April 16 @ 4:10 pm - 5:00 pm
Reception: 3 p.m. in the Knowledge Rooms at the Elson S. Floyd Cultural Center
Seminar: 4:10 p.m. in the Living Room at the Elson S. Floyd Cultural Center
The Gene and Linda Voiland School of Chemical Engineering and Bioengineering presents the 2018 Hohenschuh Lectureship featuring Kyriacos A. Athanasiou, Distinguished Professor of Biomedical Engineering and the Director of DELTA.
Kyriacos A. Athanasiou is a Distinguished Professor of Biomedical Engineering and the Director of DELTAi (Driving Engineering & Life-science Translational Advances @ Irvine), at the University of California, Irvine. He obtained his PhD in Bioengineering (Mechanical Engineering) from Columbia University in 1989. He has published 330 peer-reviewed papers, 20 books, and multiple patents. He has also served as president of the Biomedical Engineering Society. Additionally, he is the Editor-in-Chief of the Annals of Biomedical Engineering, the flagship journal of BMES. His list of awards includes the Nemitsas Prize (Cyprus’ largest award presented by the President of Cyprus), HR Lissner Medal from the American Society of Mechanical Engineers, Distinguished Service Award from BMES, Wall Street Journal’s 2008 Innovation Award, Thomas A. Edison Patent Award from ASME, Hershel Rich Outstanding Invention Award, Marshal Urist Award for Excellence in Tissue Regeneration Research from the Orthopaedic Research Society, and the Van Mow Medal from ASME. He is a Fellow of BMES, AAAS, AIMBE, and ASME; he was also elected to the National Academy of Inventors. In addition to his academic interests, he has been involved with effecting the translation of devices and instruments into clinical use and commercialization.
Toward bioengineering translation

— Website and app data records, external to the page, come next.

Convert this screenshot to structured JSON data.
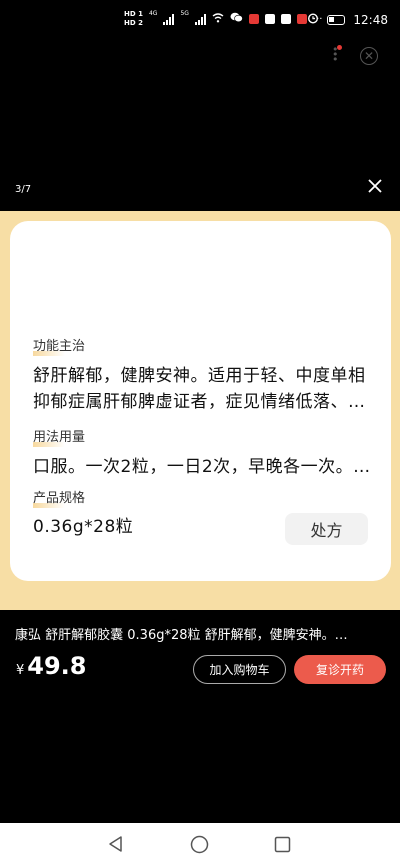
{
  "status_bar": {
    "hd1": "HD 1",
    "hd2": "HD 2",
    "net1": "4G",
    "net2": "5G",
    "time": "12:48"
  },
  "viewer": {
    "counter": "3/7"
  },
  "card": {
    "function_label": "功能主治",
    "function_line1": "舒肝解郁，健脾安神。适用于轻、中度单相",
    "function_line2": "抑郁症属肝郁脾虚证者，症见情绪低落、…",
    "usage_label": "用法用量",
    "usage_text": "口服。一次2粒，一日2次，早晚各一次。…",
    "spec_label": "产品规格",
    "spec_value": "0.36g*28粒",
    "rx_label": "处方"
  },
  "product": {
    "title": "康弘 舒肝解郁胶囊 0.36g*28粒 舒肝解郁，健脾安神。…",
    "currency": "¥",
    "price": "49.8",
    "add_cart_label": "加入购物车",
    "buy_label": "复诊开药"
  },
  "colors": {
    "band": "#f7dea5",
    "accent_red": "#ec5b4c"
  }
}
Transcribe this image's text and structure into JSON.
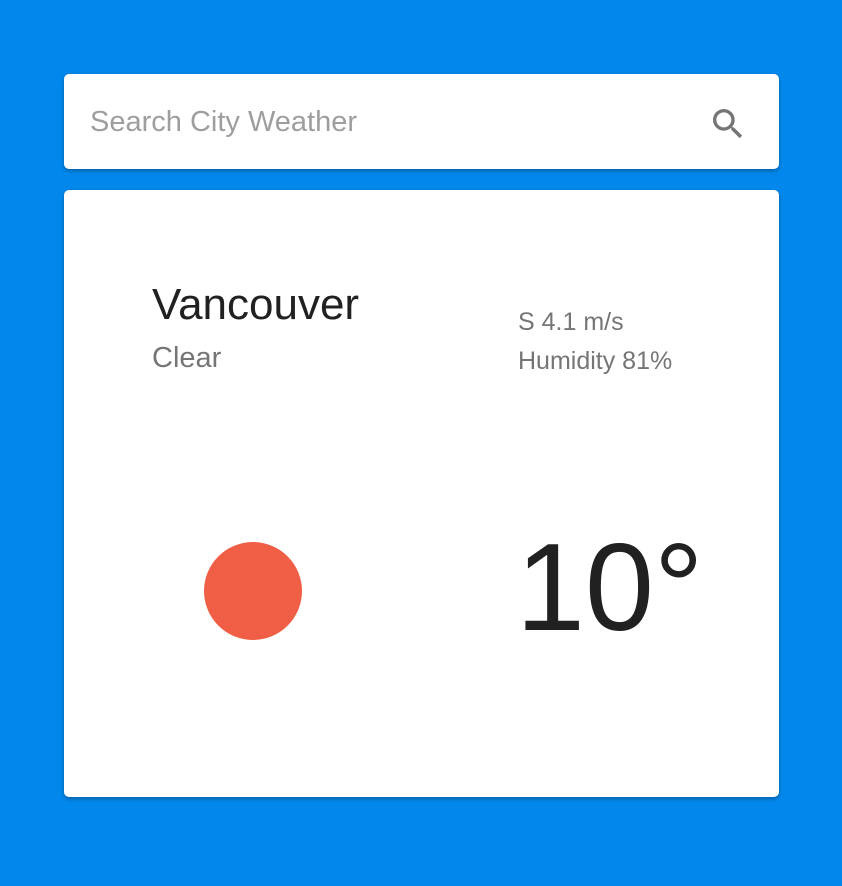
{
  "search": {
    "placeholder": "Search City Weather",
    "value": ""
  },
  "weather": {
    "city": "Vancouver",
    "condition": "Clear",
    "wind": "S 4.1 m/s",
    "humidity": "Humidity 81%",
    "temperature": "10°",
    "icon": "sun-icon"
  },
  "colors": {
    "background": "#0288ec",
    "sun": "#f05f45"
  }
}
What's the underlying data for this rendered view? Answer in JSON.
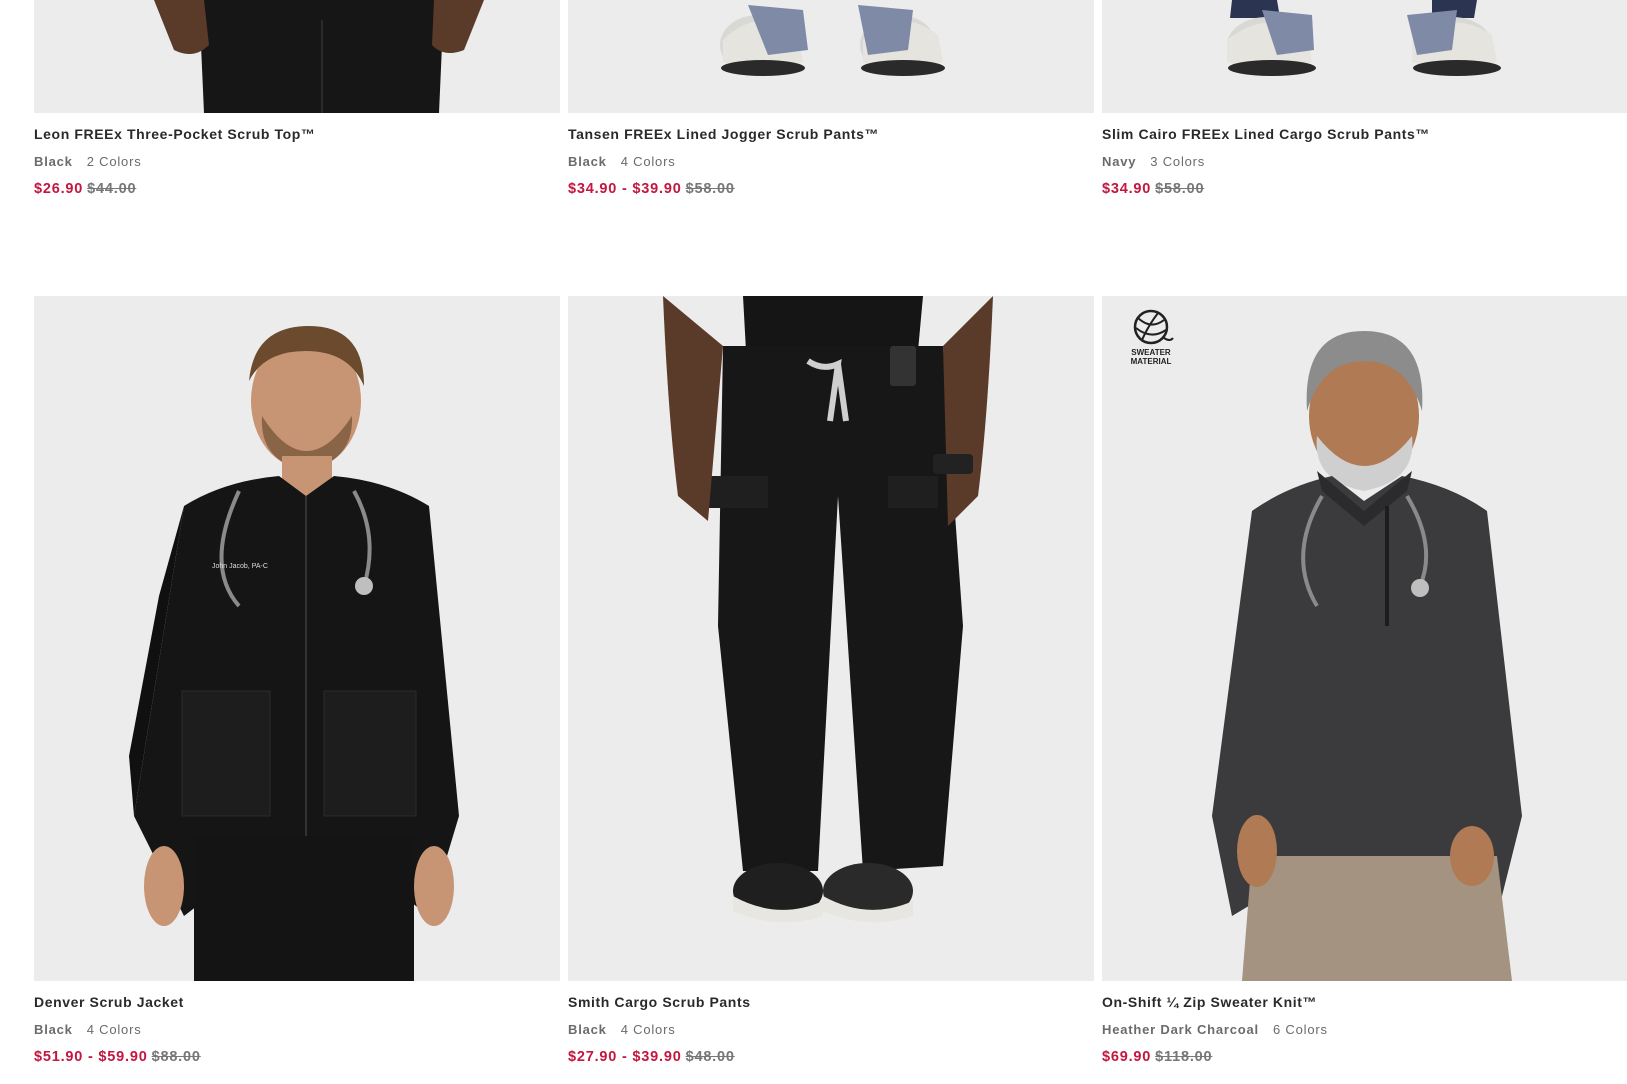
{
  "products": [
    {
      "name": "Leon FREEx Three-Pocket Scrub Top™",
      "color": "Black",
      "colors": "2 Colors",
      "sale": "$26.90",
      "orig": "$44.00",
      "image": "model-bottom-black-pants"
    },
    {
      "name": "Tansen FREEx Lined Jogger Scrub Pants™",
      "color": "Black",
      "colors": "4 Colors",
      "sale": "$34.90 - $39.90",
      "orig": "$58.00",
      "image": "model-feet-sneakers"
    },
    {
      "name": "Slim Cairo FREEx Lined Cargo Scrub Pants™",
      "color": "Navy",
      "colors": "3 Colors",
      "sale": "$34.90",
      "orig": "$58.00",
      "image": "model-feet-sneakers"
    },
    {
      "name": "Denver Scrub Jacket",
      "color": "Black",
      "colors": "4 Colors",
      "sale": "$51.90 - $59.90",
      "orig": "$88.00",
      "image": "model-black-scrub-jacket"
    },
    {
      "name": "Smith Cargo Scrub Pants",
      "color": "Black",
      "colors": "4 Colors",
      "sale": "$27.90 - $39.90",
      "orig": "$48.00",
      "image": "model-black-cargo-pants"
    },
    {
      "name": "On-Shift ¼ Zip Sweater Knit™",
      "color": "Heather Dark Charcoal",
      "colors": "6 Colors",
      "sale": "$69.90",
      "orig": "$118.00",
      "image": "model-charcoal-sweater",
      "badge": [
        "SWEATER",
        "MATERIAL"
      ]
    }
  ],
  "colors": {
    "sale": "#c3173f",
    "image_bg": "#ececec"
  }
}
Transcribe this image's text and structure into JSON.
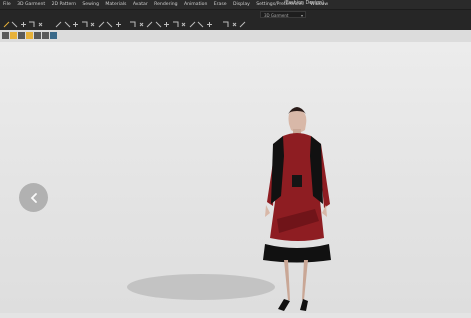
{
  "menubar": {
    "items": [
      "File",
      "3D Garment",
      "2D Pattern",
      "Sewing",
      "Materials",
      "Avatar",
      "Rendering",
      "Animation",
      "Erase",
      "Display",
      "Settings/Preferences",
      "Window"
    ],
    "extra": "(Fashion Design)"
  },
  "toolbar": {
    "mode_label": "3D Garment",
    "tool_icons": [
      "select-icon",
      "move-icon",
      "rotate-icon",
      "scale-icon",
      "point-icon",
      "line-icon",
      "pin-icon",
      "tack-icon",
      "fold-icon",
      "zip-icon",
      "cut-icon",
      "measure-icon",
      "drape-icon",
      "arrange-icon",
      "flatten-icon",
      "strengthen-icon",
      "weld-icon",
      "render-icon",
      "transform-icon",
      "camera-icon",
      "tape-icon",
      "grid-icon",
      "snap-icon",
      "symmetry-icon",
      "texture-icon",
      "settings-icon"
    ]
  },
  "subtoolbar": {
    "icons": [
      "avatar-icon",
      "garment-icon",
      "pattern-icon",
      "fabric-icon",
      "wire-icon",
      "lock-icon",
      "export-icon"
    ]
  },
  "viewport": {
    "back_button_label": "‹",
    "background_color": "#e8e8e8"
  },
  "colors": {
    "menubar": "#2a2a2a",
    "toolbar": "#262626",
    "dress_red": "#8e1d22",
    "dress_black": "#111111",
    "icon_yellow": "#e8b23a"
  }
}
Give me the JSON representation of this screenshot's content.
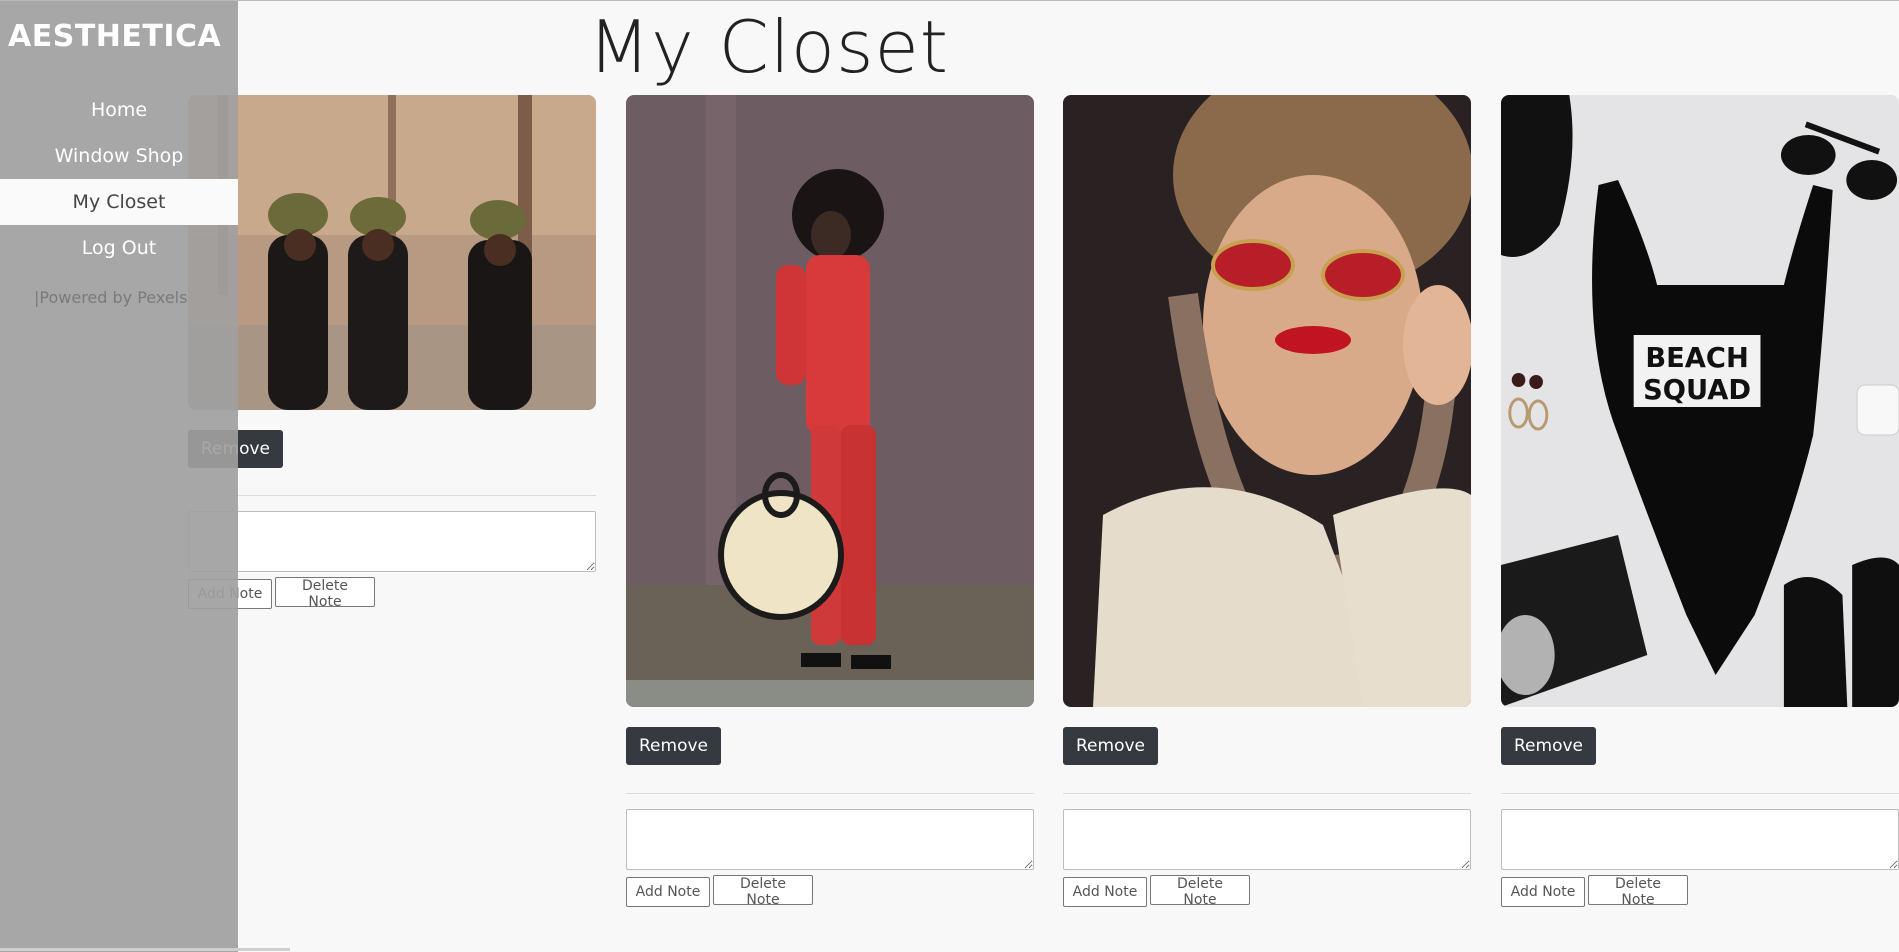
{
  "page": {
    "title": "My Closet"
  },
  "sidebar": {
    "brand": "AESTHETICA",
    "items": [
      {
        "label": "Home",
        "active": false
      },
      {
        "label": "Window Shop",
        "active": false
      },
      {
        "label": "My Closet",
        "active": true
      },
      {
        "label": "Log Out",
        "active": false
      }
    ],
    "credit": "|Powered by Pexels"
  },
  "cards": [
    {
      "image": "three-women-in-headwraps-forest",
      "remove_label": "Remove",
      "note_value": "",
      "add_note_label": "Add Note",
      "delete_note_label": "Delete Note"
    },
    {
      "image": "woman-red-outfit-round-bag",
      "remove_label": "Remove",
      "note_value": "",
      "add_note_label": "Add Note",
      "delete_note_label": "Delete Note"
    },
    {
      "image": "woman-red-sunglasses-headscarf",
      "remove_label": "Remove",
      "note_value": "",
      "add_note_label": "Add Note",
      "delete_note_label": "Delete Note"
    },
    {
      "image": "black-swimsuit-beach-squad-flatlay",
      "image_text": "BEACH SQUAD",
      "remove_label": "Remove",
      "note_value": "",
      "add_note_label": "Add Note",
      "delete_note_label": "Delete Note"
    }
  ],
  "colors": {
    "overlay": "#a0a0a0",
    "button_dark": "#343a40",
    "background": "#f8f8f8"
  }
}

Articular cartilage is arguably the tissue most pivotal for motion and overall function. This soft, white tissue that covers the ends of our long bones cannot heal by itself often progressing to osteoarthritis following injury. The demanding biomechanical milieu of a joint, plus cartilage’s relative lack of cells and blood supply, renders this tissue almost unique in its inability to repair adequately. This presentation will describe our group’s efforts toward helping joint cartilages, such as hyaline tissue, knee meniscus, and the TMJ disc, repair themselves via tissue engineering approaches. Central to our efforts is the understanding of biomechanical relationships at multiple dimensional levels. The results that will be presented will indicate that cartilage regeneration is inexorably becoming a tractable problem. The second part of the presentation will be allocated on efforts to commercialize outcomes of our academe-based research. Specific examples and results will be presented to illustrate a specific pathway of commercializing research outcomes.